“We acknowledge the magnitude of this decision and we did not make it lightly,” said HFHS president and CEO Wright Lassiter. “As a leader and trusted voice in our communities, our patients and members depend on us to create a safe, healthy environment. We owe that same promise to our team members. Safety and infection prevention are everyone’s responsibility.”
So far, about 68% of HFHS employees have reportedly been vaccinated for COVID. Officials say that staff members are already required to receive a flu shot each year, and must remain current on other immunizations for diseases like measles, mumps, rubella and whooping cough.
The announcement comes as Michigan experiences its most significant decline in coronavirus infections and hospitalizations since the pandemic began more than 15 months ago.
“The data and science continues to reinforce the safety and effectiveness of these vaccines,” said Adnan Munkarah, executive vice president and chief clinical officer. “With the expectation that the FDA will grant permanent approval to Pfizer and other vaccinations soon, we believe this decision is in the best interest of our patients and members, our team members, and the communities we serve.”
The positive test rate for COVID infections is at 1.18% percent as of Tuesday morning -- nearly the lowest it has ever been.
On Monday, the state reported a total of 311 new cases and five new virus deaths over a three-day period, which averages out to about 104 new cases and 2 new deaths each day. The state has not seen numbers this low since about this time last year -- and those low counts did not last more than a few weeks.
Michigan’s COVID numbers began to decline at the end of April this year, following a surge that exceeded metrics only seen amid the onset of the pandemic.

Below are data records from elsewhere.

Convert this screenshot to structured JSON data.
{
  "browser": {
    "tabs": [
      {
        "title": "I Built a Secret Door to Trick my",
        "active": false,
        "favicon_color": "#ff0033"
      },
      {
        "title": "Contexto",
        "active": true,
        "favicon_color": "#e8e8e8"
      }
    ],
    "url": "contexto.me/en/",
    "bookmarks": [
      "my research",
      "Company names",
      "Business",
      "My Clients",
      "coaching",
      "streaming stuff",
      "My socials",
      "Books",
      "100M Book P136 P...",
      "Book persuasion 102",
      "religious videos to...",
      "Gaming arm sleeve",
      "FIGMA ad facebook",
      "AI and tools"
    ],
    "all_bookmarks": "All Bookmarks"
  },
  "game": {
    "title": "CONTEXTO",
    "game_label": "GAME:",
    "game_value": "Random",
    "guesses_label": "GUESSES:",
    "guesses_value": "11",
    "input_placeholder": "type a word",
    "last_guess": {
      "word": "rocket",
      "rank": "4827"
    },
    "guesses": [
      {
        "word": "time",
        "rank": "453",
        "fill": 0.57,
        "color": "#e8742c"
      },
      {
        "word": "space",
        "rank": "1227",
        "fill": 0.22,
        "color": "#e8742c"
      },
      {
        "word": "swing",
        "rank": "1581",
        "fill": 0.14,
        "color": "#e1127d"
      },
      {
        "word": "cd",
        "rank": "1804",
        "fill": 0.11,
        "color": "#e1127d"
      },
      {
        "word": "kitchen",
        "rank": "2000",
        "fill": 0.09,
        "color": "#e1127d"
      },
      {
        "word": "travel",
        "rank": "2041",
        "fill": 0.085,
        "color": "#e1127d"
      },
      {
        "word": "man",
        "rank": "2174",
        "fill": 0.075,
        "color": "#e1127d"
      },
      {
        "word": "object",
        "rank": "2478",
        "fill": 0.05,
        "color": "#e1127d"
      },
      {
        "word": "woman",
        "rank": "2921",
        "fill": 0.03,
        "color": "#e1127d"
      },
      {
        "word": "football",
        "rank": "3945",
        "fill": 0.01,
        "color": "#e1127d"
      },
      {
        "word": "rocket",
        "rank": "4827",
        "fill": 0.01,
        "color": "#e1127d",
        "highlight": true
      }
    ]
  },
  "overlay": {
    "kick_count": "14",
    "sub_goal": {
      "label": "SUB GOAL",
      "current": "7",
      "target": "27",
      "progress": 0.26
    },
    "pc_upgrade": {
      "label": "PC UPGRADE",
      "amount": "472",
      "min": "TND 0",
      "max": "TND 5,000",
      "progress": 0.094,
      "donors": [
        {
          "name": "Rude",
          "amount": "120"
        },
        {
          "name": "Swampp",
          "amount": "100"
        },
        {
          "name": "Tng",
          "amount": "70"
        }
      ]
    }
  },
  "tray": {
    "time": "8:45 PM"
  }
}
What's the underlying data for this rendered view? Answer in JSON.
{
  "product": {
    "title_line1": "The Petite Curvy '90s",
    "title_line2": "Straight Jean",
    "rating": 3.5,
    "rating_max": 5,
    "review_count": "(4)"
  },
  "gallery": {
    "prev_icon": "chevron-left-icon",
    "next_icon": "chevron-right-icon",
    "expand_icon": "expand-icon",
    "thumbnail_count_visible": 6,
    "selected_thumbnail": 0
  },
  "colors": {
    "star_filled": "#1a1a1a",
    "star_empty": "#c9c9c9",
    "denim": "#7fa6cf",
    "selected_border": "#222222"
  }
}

Just one month ago at the end of may, the state was still reporting upward of 700 daily new cases.
However, some virus variants, such as the delta variant, are spreading quickly across several countries around the world, causing some concern (and spikes in cases in some places). It is believed that current mRNA COVID vaccines are effective against this variant and others, so long as they do not make a significant transformation.